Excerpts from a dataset
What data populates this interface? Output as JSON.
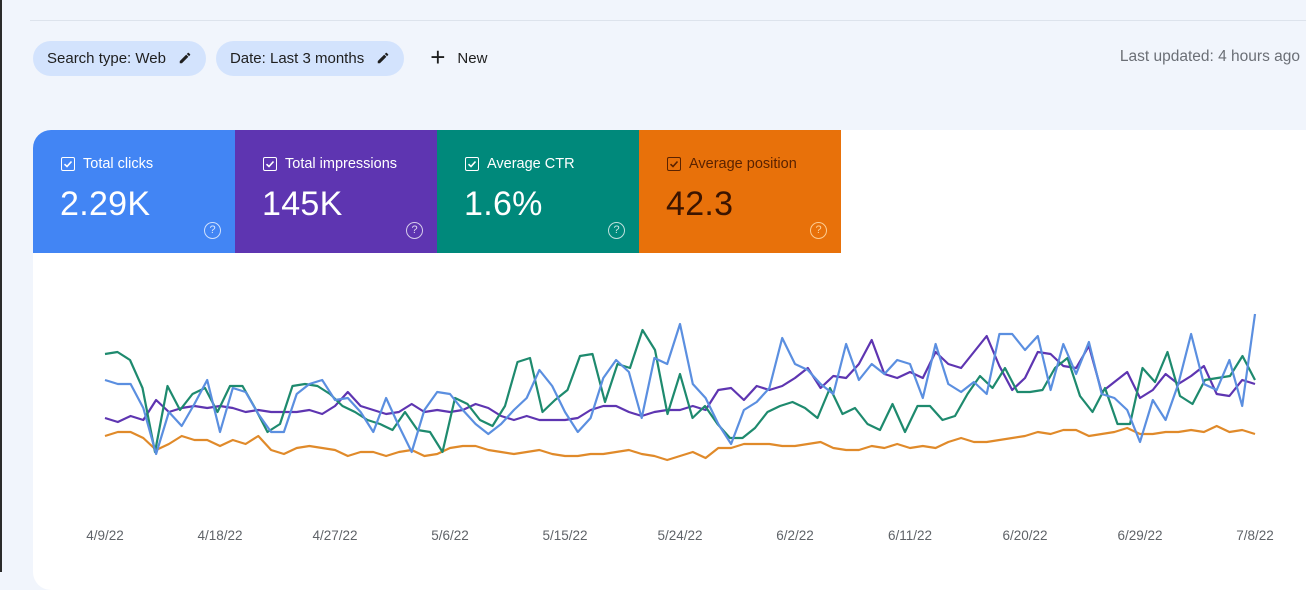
{
  "filters": {
    "chips": [
      {
        "label": "Search type: Web",
        "icon": "pencil-icon"
      },
      {
        "label": "Date: Last 3 months",
        "icon": "pencil-icon"
      }
    ],
    "new_label": "New",
    "new_icon": "plus-icon"
  },
  "last_updated": "Last updated: 4 hours ago",
  "metrics": [
    {
      "label": "Total clicks",
      "value": "2.29K",
      "checked": true,
      "color": "#4285f4"
    },
    {
      "label": "Total impressions",
      "value": "145K",
      "checked": true,
      "color": "#5e35b1"
    },
    {
      "label": "Average CTR",
      "value": "1.6%",
      "checked": true,
      "color": "#00897b"
    },
    {
      "label": "Average position",
      "value": "42.3",
      "checked": true,
      "color": "#e8710a"
    }
  ],
  "chart_data": {
    "type": "line",
    "title": "",
    "xlabel": "",
    "ylabel": "",
    "ylim": [
      0,
      100
    ],
    "y_units": "normalized (each series scaled independently; no y-axis shown)",
    "grid": false,
    "legend": "metric cards (top-left)",
    "x_tick_labels": [
      "4/9/22",
      "4/18/22",
      "4/27/22",
      "5/6/22",
      "5/15/22",
      "5/24/22",
      "6/2/22",
      "6/11/22",
      "6/20/22",
      "6/29/22",
      "7/8/22"
    ],
    "x_start": "4/9/22",
    "x_end": "7/8/22",
    "series": [
      {
        "name": "Total clicks",
        "color": "#5b8fe0",
        "values": [
          60,
          58,
          58,
          46,
          23,
          44,
          37,
          48,
          60,
          34,
          56,
          54,
          43,
          34,
          34,
          53,
          58,
          60,
          50,
          51,
          44,
          34,
          51,
          37,
          24,
          45,
          54,
          53,
          45,
          38,
          33,
          38,
          45,
          51,
          65,
          57,
          44,
          34,
          41,
          61,
          70,
          64,
          41,
          71,
          68,
          88,
          58,
          51,
          38,
          28,
          45,
          49,
          56,
          81,
          68,
          65,
          58,
          53,
          78,
          60,
          68,
          63,
          70,
          68,
          51,
          78,
          58,
          54,
          59,
          53,
          83,
          83,
          75,
          82,
          55,
          78,
          63,
          79,
          53,
          51,
          45,
          29,
          50,
          40,
          58,
          83,
          58,
          55,
          70,
          47,
          93
        ]
      },
      {
        "name": "Total impressions",
        "color": "#5e35b1",
        "values": [
          41,
          39,
          42,
          40,
          50,
          44,
          46,
          47,
          46,
          47,
          46,
          44,
          45,
          44,
          44,
          44,
          45,
          43,
          47,
          54,
          47,
          45,
          43,
          44,
          48,
          44,
          45,
          44,
          45,
          48,
          46,
          42,
          40,
          42,
          40,
          40,
          40,
          41,
          45,
          47,
          47,
          44,
          42,
          44,
          45,
          45,
          47,
          45,
          55,
          56,
          50,
          57,
          55,
          57,
          61,
          66,
          56,
          62,
          61,
          68,
          80,
          63,
          61,
          64,
          61,
          74,
          68,
          66,
          74,
          82,
          67,
          55,
          61,
          74,
          73,
          67,
          66,
          77,
          54,
          59,
          64,
          51,
          55,
          63,
          58,
          62,
          67,
          53,
          52,
          60,
          58
        ]
      },
      {
        "name": "Average CTR",
        "color": "#1e8a6e",
        "values": [
          73,
          74,
          70,
          56,
          24,
          57,
          45,
          53,
          56,
          44,
          57,
          57,
          46,
          34,
          38,
          57,
          58,
          57,
          53,
          47,
          44,
          40,
          38,
          35,
          44,
          35,
          34,
          24,
          51,
          48,
          40,
          37,
          47,
          69,
          71,
          44,
          50,
          55,
          72,
          73,
          49,
          68,
          66,
          85,
          75,
          43,
          63,
          41,
          47,
          38,
          31,
          31,
          36,
          44,
          47,
          49,
          46,
          41,
          56,
          43,
          46,
          38,
          35,
          48,
          34,
          47,
          47,
          40,
          42,
          53,
          62,
          56,
          66,
          54,
          54,
          55,
          66,
          71,
          52,
          44,
          56,
          38,
          38,
          66,
          59,
          74,
          52,
          48,
          60,
          61,
          62,
          72,
          60
        ]
      },
      {
        "name": "Average position",
        "color": "#e08a2a",
        "values": [
          32,
          34,
          34,
          31,
          25,
          28,
          32,
          30,
          30,
          27,
          30,
          28,
          32,
          25,
          23,
          26,
          27,
          26,
          25,
          22,
          24,
          24,
          22,
          24,
          25,
          22,
          23,
          26,
          27,
          27,
          25,
          24,
          23,
          24,
          25,
          23,
          22,
          22,
          23,
          23,
          24,
          25,
          23,
          22,
          20,
          22,
          24,
          21,
          26,
          26,
          28,
          28,
          28,
          27,
          27,
          28,
          29,
          26,
          25,
          25,
          27,
          26,
          28,
          26,
          27,
          26,
          29,
          31,
          29,
          29,
          30,
          31,
          32,
          34,
          33,
          35,
          35,
          32,
          33,
          34,
          36,
          33,
          33,
          34,
          34,
          35,
          34,
          37,
          34,
          35,
          33
        ]
      }
    ]
  }
}
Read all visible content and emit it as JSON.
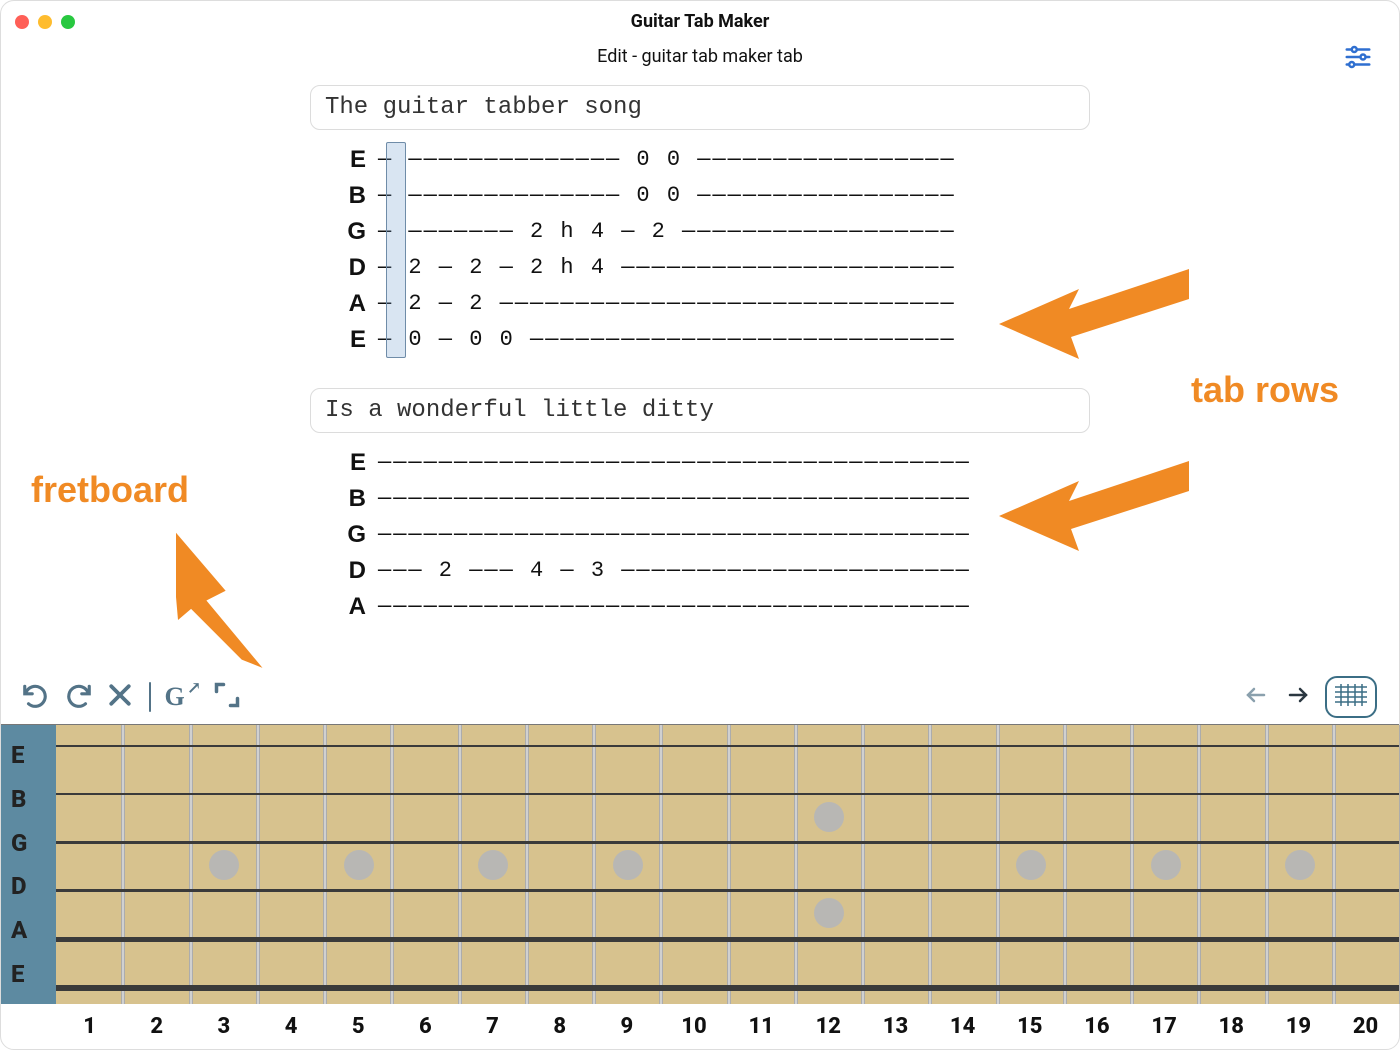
{
  "window": {
    "title": "Guitar Tab Maker"
  },
  "header": {
    "subtitle": "Edit - guitar tab maker tab"
  },
  "settings_icon": "settings",
  "colors": {
    "accent": "#f08a24",
    "tool": "#537387",
    "brand": "#3b6e85",
    "fretboard_wood": "#d7c28e",
    "nut": "#5d8aa1"
  },
  "sections": [
    {
      "lyric": "The guitar tabber song",
      "has_cursor": true,
      "rows": [
        {
          "label": "E",
          "content": "— —————————————— 0 0 —————————————————"
        },
        {
          "label": "B",
          "content": "— —————————————— 0 0 —————————————————"
        },
        {
          "label": "G",
          "content": "— ——————— 2 h 4 — 2 ——————————————————"
        },
        {
          "label": "D",
          "content": "— 2 — 2 — 2 h 4 ——————————————————————"
        },
        {
          "label": "A",
          "content": "— 2 — 2 ——————————————————————————————"
        },
        {
          "label": "E",
          "content": "— 0 — 0 0 ————————————————————————————"
        }
      ]
    },
    {
      "lyric": "Is a wonderful little ditty",
      "has_cursor": false,
      "rows": [
        {
          "label": "E",
          "content": "———————————————————————————————————————"
        },
        {
          "label": "B",
          "content": "———————————————————————————————————————"
        },
        {
          "label": "G",
          "content": "———————————————————————————————————————"
        },
        {
          "label": "D",
          "content": "——— 2 ——— 4 — 3 ———————————————————————"
        },
        {
          "label": "A",
          "content": "———————————————————————————————————————"
        }
      ]
    }
  ],
  "tools": {
    "undo": "undo",
    "redo": "redo",
    "delete": "delete",
    "chord": "G↗",
    "fullscreen": "fullscreen",
    "prev": "←",
    "next": "→",
    "panel": "panel"
  },
  "annotations": {
    "fretboard": "fretboard",
    "tab_rows": "tab rows"
  },
  "fretboard": {
    "strings": [
      "E",
      "B",
      "G",
      "D",
      "A",
      "E"
    ],
    "string_weights": [
      2,
      2,
      3,
      3,
      5,
      6
    ],
    "fret_count": 20,
    "markers_single": [
      3,
      5,
      7,
      9,
      15,
      17,
      19
    ],
    "markers_double": [
      12
    ],
    "numbers": [
      "1",
      "2",
      "3",
      "4",
      "5",
      "6",
      "7",
      "8",
      "9",
      "10",
      "11",
      "12",
      "13",
      "14",
      "15",
      "16",
      "17",
      "18",
      "19",
      "20"
    ]
  }
}
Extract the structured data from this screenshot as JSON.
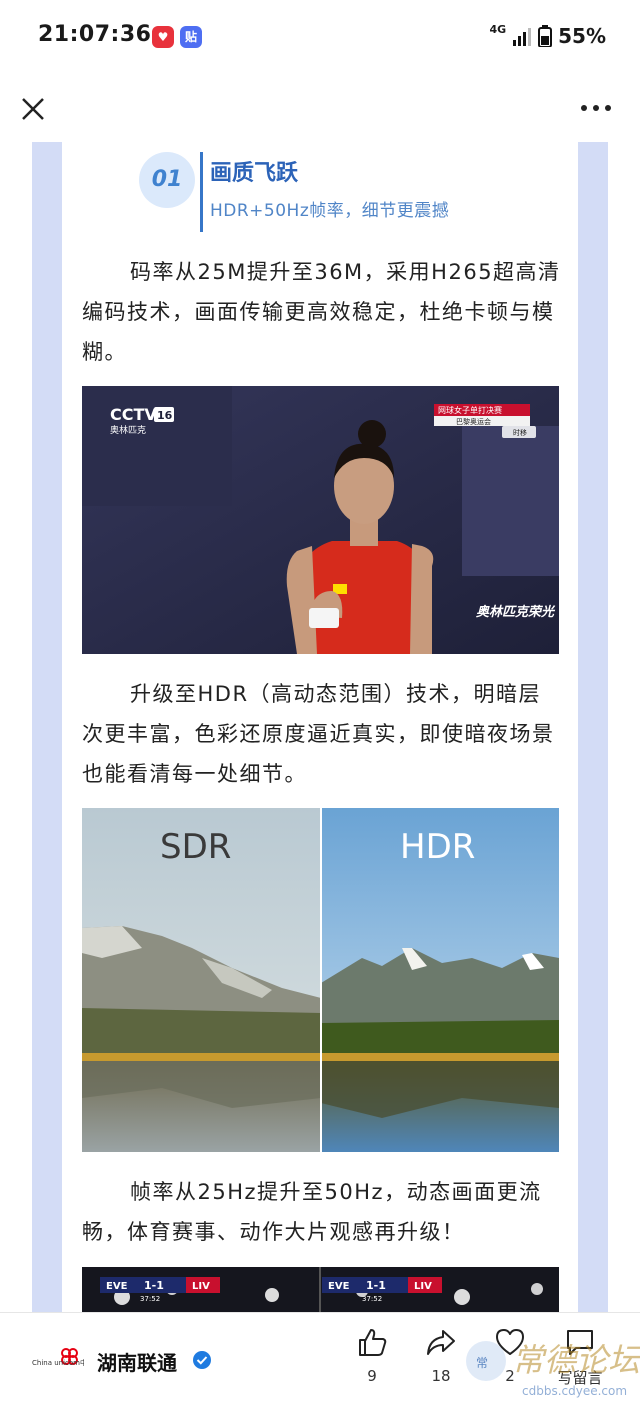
{
  "status_bar": {
    "time": "21:07:36",
    "network": "4G",
    "battery": "55%"
  },
  "section": {
    "number": "01",
    "title": "画质飞跃",
    "subtitle": "HDR+50Hz帧率，细节更震撼"
  },
  "paragraphs": [
    "码率从25M提升至36M，采用H265超高清编码技术，画面传输更高效稳定，杜绝卡顿与模糊。",
    "升级至HDR（高动态范围）技术，明暗层次更丰富，色彩还原度逼近真实，即使暗夜场景也能看清每一处细节。",
    "帧率从25Hz提升至50Hz，动态画面更流畅，体育赛事、动作大片观感再升级！"
  ],
  "image1": {
    "channel": "CCTV",
    "channel_number": "16",
    "channel_sub": "奥林匹克",
    "caption_line1": "网球女子单打决赛",
    "caption_line2": "巴黎奥运会",
    "caption_tag": "时移",
    "corner_text": "奥林匹克荣光"
  },
  "image2": {
    "left_label": "SDR",
    "right_label": "HDR"
  },
  "image3": {
    "team_home": "EVE",
    "team_away": "LIV",
    "score": "1-1",
    "clock": "37:52"
  },
  "bottom_bar": {
    "account_name": "湖南联通",
    "logo_text_cn": "China unicom中国联通",
    "like_count": "9",
    "share_count": "18",
    "favorite_count": "2",
    "comment_label": "写留言"
  },
  "watermark": {
    "text": "常德论坛",
    "url": "cdbbs.cdyee.com"
  },
  "colors": {
    "accent": "#2c63b8",
    "frame": "#d3dcf6",
    "verified": "#1f7be0",
    "unicom_red": "#e60012"
  }
}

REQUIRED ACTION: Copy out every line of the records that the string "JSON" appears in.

OUTPUT:
What data populates this interface? Output as JSON.
Read all visible content and emit it as JSON.
Extract the structured data from this screenshot as JSON.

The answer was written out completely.